A 77 year old Hingham woman fell victim to a common phone scam known as the “Arrested Relative Scam”. She purchased $5,000 worth of gift cards and gave the card numbers to the scammers.
On July 26, a 77 year old woman came to the police station to report the scam. She said she received a phone call from a man claiming to be from the “Miami Police Department” informing her that her son had been arrested for drunk driving after crashing his car. The caller warned that her “son” may sound different because he broke his nose in the crash. The “son” said he had driven home from a wedding after drinking too much and crashed. Another man then came on the line and claimed to be her “son’s” attorney. He told her in order for her “son” to be released from jail, she would need to provide them with $5,000 worth of Home Depot gift cards.
The woman went to her bank and withdrew the cash. She then purchased $5,000 worth of gift cards. The Home Depot cashier asked her if she was being scammed. The cashier explained a common scam where a “grandchild” is arrested and they need gift cards to be bailed.

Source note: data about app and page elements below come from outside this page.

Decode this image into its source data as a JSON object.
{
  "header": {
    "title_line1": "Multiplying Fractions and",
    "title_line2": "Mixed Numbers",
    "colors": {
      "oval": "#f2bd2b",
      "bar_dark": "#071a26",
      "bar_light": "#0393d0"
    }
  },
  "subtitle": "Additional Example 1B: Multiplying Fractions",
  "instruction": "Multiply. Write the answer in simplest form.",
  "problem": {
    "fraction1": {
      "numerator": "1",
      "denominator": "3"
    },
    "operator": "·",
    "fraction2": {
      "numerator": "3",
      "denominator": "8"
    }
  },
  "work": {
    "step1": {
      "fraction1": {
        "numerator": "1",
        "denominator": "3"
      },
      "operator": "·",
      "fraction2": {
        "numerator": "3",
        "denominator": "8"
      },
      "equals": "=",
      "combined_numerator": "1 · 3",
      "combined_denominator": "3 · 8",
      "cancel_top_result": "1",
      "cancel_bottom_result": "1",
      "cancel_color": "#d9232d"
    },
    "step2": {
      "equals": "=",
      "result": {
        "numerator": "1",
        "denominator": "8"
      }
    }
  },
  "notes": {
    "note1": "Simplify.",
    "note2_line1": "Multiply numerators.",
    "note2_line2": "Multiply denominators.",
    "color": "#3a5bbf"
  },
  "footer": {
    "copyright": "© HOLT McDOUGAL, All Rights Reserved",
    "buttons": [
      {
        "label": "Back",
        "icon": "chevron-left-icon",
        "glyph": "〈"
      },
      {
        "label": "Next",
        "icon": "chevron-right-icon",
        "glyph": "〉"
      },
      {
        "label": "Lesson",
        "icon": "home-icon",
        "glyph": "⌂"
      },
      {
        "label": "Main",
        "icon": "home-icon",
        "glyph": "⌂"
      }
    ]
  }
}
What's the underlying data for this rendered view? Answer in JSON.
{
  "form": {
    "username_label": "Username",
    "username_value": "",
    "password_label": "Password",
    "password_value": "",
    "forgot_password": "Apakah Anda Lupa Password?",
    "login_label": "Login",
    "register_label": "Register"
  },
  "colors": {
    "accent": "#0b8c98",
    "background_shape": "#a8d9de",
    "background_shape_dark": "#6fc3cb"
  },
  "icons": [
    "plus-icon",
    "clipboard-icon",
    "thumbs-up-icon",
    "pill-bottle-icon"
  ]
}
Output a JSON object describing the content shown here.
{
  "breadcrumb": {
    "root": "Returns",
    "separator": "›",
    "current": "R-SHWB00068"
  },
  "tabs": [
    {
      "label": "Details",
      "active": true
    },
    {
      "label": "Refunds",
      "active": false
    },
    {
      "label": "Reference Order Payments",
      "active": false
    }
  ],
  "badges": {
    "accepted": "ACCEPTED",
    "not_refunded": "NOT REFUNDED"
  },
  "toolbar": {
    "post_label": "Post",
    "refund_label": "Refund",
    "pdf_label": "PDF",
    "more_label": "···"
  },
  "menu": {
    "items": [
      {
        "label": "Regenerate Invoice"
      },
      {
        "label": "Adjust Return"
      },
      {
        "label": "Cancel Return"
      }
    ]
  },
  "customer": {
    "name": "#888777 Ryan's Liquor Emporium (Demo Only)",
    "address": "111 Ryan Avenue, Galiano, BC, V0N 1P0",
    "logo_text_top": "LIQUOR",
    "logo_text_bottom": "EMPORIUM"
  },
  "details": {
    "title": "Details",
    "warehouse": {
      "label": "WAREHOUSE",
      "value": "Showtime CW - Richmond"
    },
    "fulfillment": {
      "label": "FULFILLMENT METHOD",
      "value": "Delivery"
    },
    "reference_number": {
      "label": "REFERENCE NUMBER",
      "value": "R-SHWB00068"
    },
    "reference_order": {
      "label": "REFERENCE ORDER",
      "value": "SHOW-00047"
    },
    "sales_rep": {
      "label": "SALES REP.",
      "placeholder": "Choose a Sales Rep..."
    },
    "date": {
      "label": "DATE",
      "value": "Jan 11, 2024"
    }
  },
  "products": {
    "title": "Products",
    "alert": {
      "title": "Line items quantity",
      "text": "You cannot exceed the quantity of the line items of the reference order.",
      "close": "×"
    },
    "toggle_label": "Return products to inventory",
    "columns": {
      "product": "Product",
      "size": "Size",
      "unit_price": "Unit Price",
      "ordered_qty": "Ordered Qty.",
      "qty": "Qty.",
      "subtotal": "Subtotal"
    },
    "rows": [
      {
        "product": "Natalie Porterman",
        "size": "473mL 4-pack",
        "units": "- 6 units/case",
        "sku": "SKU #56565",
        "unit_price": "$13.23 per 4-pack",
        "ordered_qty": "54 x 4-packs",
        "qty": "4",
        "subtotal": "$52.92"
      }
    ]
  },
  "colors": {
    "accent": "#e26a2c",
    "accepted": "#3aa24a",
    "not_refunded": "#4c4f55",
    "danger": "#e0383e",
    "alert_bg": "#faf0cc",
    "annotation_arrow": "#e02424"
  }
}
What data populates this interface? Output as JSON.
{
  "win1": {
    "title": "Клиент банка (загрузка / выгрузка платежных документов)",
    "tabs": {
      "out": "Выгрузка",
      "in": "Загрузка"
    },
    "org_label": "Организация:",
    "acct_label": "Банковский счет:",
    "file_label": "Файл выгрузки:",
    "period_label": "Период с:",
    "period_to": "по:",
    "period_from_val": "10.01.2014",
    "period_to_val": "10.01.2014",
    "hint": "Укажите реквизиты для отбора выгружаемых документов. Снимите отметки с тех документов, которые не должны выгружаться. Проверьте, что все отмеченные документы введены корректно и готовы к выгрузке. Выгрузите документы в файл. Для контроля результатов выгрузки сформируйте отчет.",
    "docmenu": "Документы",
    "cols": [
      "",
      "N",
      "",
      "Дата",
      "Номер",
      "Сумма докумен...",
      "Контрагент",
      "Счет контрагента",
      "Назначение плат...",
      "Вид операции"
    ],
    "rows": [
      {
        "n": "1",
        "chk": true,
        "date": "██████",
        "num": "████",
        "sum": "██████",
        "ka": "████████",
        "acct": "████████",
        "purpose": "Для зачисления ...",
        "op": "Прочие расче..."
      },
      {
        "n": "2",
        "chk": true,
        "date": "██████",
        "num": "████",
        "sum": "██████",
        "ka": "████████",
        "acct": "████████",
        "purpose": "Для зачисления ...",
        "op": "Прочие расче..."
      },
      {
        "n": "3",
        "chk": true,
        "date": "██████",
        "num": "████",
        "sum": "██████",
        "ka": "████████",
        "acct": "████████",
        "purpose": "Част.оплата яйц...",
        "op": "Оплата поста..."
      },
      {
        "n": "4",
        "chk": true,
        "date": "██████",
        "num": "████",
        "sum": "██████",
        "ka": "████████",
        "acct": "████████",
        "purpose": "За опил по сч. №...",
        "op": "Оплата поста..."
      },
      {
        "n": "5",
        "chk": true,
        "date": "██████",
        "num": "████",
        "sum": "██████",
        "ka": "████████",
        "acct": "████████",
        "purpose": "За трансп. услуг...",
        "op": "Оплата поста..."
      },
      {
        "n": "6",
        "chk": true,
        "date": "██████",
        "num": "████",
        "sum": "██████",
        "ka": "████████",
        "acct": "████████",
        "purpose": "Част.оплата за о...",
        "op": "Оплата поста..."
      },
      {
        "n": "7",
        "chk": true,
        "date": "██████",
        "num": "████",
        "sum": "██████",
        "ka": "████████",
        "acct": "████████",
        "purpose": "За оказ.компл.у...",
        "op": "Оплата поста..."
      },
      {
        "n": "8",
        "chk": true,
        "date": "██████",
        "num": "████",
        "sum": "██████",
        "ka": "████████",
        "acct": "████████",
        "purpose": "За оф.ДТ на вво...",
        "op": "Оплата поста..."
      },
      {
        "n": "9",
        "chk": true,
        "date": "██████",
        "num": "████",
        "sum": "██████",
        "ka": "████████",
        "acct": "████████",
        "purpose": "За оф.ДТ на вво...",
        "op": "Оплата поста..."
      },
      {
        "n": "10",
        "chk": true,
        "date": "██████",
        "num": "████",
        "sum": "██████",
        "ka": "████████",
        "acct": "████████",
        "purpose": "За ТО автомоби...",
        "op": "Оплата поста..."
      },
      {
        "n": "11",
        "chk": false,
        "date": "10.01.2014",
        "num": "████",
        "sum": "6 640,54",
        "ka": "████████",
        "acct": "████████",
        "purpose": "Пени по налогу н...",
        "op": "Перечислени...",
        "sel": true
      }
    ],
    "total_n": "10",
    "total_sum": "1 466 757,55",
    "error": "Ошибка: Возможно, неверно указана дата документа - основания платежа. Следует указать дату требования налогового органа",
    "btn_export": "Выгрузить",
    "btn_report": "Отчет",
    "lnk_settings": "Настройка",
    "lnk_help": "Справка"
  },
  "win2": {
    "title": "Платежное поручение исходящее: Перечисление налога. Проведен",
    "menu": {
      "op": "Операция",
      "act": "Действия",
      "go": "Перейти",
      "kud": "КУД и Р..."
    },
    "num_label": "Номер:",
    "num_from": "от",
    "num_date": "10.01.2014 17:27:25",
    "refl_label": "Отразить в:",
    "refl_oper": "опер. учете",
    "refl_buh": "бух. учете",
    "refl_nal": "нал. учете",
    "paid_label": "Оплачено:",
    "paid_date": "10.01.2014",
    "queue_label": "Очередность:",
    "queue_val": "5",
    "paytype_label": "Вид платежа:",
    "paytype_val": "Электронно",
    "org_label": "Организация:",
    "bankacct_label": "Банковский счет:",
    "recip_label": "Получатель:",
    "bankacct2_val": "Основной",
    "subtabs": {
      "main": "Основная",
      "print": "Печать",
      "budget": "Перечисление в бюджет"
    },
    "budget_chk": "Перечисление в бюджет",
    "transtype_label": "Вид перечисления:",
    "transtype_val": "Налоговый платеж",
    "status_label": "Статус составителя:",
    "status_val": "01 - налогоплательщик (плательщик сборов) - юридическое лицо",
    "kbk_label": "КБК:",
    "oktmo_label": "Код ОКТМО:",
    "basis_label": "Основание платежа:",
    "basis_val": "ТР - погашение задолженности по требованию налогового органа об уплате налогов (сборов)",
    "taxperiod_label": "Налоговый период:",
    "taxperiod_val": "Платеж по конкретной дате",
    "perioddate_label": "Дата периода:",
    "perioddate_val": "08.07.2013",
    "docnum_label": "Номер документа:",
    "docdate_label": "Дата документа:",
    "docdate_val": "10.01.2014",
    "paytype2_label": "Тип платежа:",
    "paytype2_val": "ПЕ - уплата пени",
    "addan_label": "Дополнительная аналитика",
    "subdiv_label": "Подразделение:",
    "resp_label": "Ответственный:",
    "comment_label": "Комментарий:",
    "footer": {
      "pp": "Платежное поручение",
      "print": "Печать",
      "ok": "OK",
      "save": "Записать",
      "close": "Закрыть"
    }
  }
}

The woman said she was aware of such scams that involve “grandchildren” but continued to purchase the cards.
She brought the gift cards home and called the “Miami Police” back. She relayed all the gift cards numbers over the phone. They told her to now destroy the cards. She then became suspicious and called her son. She learned he was not in Florida and that she had been scammed.
An Officer called the phone number she called and a man answered saying “Miami Police Department”. The Officer asked for the “attorney” by the name he had used. A short time later a man picked up the phone. The Officer identified himself as a police officer from Massachusetts and explained that an elderly woman had been scammed out of a large amount of money. The man admitted the gift cards had already been used and he would not call the woman again. The man claimed he was in Vancouver, British Columbia. He said it was “unfortunate” that she lost her money but this is how he makes a living.
Although the phone number the scammer used does have a British Columbia area code, the scammers can easily alter the caller identification name and phone number to display anything. This scam, which we have been sharing for 15 years, is a variation of the common “Grandparent Scam” in which the scammers claim a “grandchild” was arrested and needs bail money.